Self-taught Roma musicians and Roma orchestras cheer up the people with their song during the holidays
The largest ethnic minority in Bosnia and Herzegovina is the Roma. There are no precise data on the number of Roma in Bosnia and Herzegovina and other countries in the world. Some associations claim that the number of the Roma minority is between 70 and one hundred thousand Roma living in Bosnia and Herzegovina.
They are popularly called “heavenly people”. It is a reality in the world and it is common knowledge that the Roma are the least educated and working. They almost have no rights. They are exposed to the worst forms of discrimination on a daily basis worldwide and in the areas where they live. Extreme poverty, unemployment, unresolved housing issues and premature pregnancies for girls are just some of the problems this population faces on a daily basis.
The issue of their inclusion in society is still a secondary issue for decision-makers. Roma are mostly left to themselves and their means of survival.
Nevertheless, Roma have always been a people who love song and music. Many of their orchestras and musicians are well known and have always entertained people with their song.
They sing and play at weddings, various festivities and parties where they show their musical preferences and talents (mostly self-taught).

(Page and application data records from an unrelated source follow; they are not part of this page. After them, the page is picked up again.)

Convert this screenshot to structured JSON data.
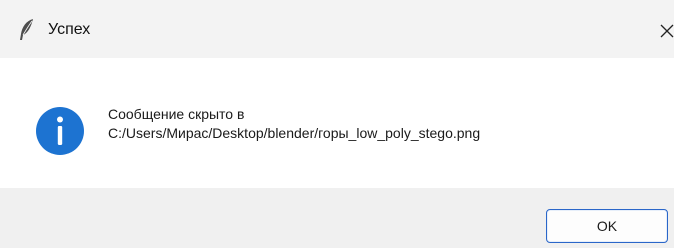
{
  "window": {
    "title": "Успех",
    "app_icon": "feather-icon",
    "close_icon": "close-icon"
  },
  "message": {
    "icon": "info-icon",
    "line1": "Сообщение скрыто в",
    "line2": "C:/Users/Мирас/Desktop/blender/горы_low_poly_stego.png"
  },
  "buttons": {
    "ok_label": "OK"
  },
  "colors": {
    "titlebar_bg": "#f3f3f3",
    "footer_bg": "#f0f0f0",
    "info_icon": "#1d73d1",
    "button_border": "#2a66c9"
  }
}
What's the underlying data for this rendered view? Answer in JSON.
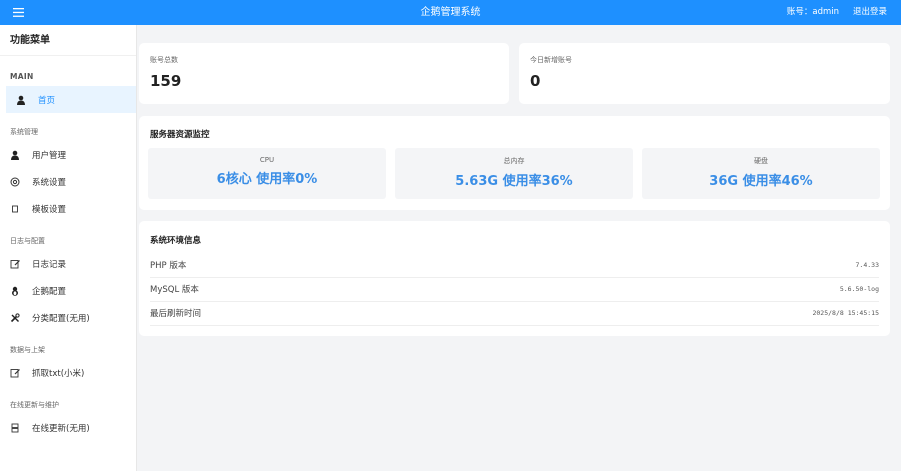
{
  "header": {
    "menu_icon": "hamburger-icon",
    "title": "企鹅管理系统",
    "account_text": "账号：admin",
    "logout_label": "退出登录",
    "accent_color": "#1e90ff"
  },
  "sidebar": {
    "title": "功能菜单",
    "main_label": "MAIN",
    "home": {
      "label": "首页",
      "icon": "user-icon"
    },
    "groups": [
      {
        "label": "系统管理",
        "items": [
          {
            "label": "用户管理",
            "icon": "user-icon"
          },
          {
            "label": "系统设置",
            "icon": "gear-icon"
          },
          {
            "label": "模板设置",
            "icon": "template-icon"
          }
        ]
      },
      {
        "label": "日志与配置",
        "items": [
          {
            "label": "日志记录",
            "icon": "edit-icon"
          },
          {
            "label": "企鹅配置",
            "icon": "penguin-icon"
          },
          {
            "label": "分类配置(无用)",
            "icon": "tools-icon"
          }
        ]
      },
      {
        "label": "数据与上架",
        "items": [
          {
            "label": "抓取txt(小米)",
            "icon": "edit-icon"
          }
        ]
      },
      {
        "label": "在线更新与维护",
        "items": [
          {
            "label": "在线更新(无用)",
            "icon": "server-icon"
          }
        ]
      }
    ]
  },
  "stats": {
    "total_accounts": {
      "label": "账号总数",
      "value": "159"
    },
    "new_today": {
      "label": "今日新增账号",
      "value": "0"
    }
  },
  "monitor": {
    "title": "服务器资源监控",
    "cpu": {
      "label": "CPU",
      "value": "6核心 使用率0%"
    },
    "memory": {
      "label": "总内存",
      "value": "5.63G 使用率36%"
    },
    "disk": {
      "label": "硬盘",
      "value": "36G 使用率46%"
    }
  },
  "env": {
    "title": "系统环境信息",
    "rows": [
      {
        "key": "PHP 版本",
        "value": "7.4.33"
      },
      {
        "key": "MySQL 版本",
        "value": "5.6.50-log"
      },
      {
        "key": "最后刷新时间",
        "value": "2025/8/8 15:45:15"
      }
    ]
  }
}
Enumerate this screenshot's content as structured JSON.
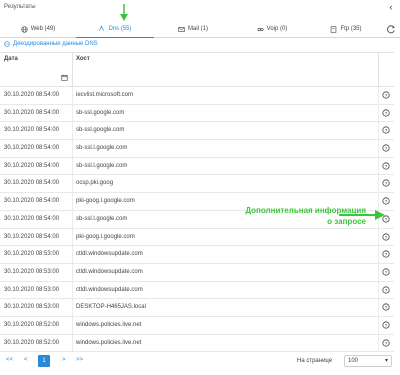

There are many still preserved old customs in Sarajevo and throughout Bosnia and Herzegovina. Roma musicians and orchestras walk the streets of the city during religious and New Year’s holidays, carrying accordions, double bass and trumpets. With their musical instruments, they play world-famous musical songs, or Christmas and New Year’s songs, interpreting them in their own way. Players take a short break in front of apartment buildings, parks or promenades. So they give you a chance to enjoy playing them. They slowly continue their walk and play in the open space. An old Bosnian custom, appropriate to all religions and denominations in Bosnia and Herzegovina, requires listeners to toss coins to musicians if they listen to music from balconies and windows, or to give paper money for music they listen to if they are on the streets. In this way, they help the musicians, trumpeters and orchestras of the Roma national minority to live, work, play and continue this beautiful tradition.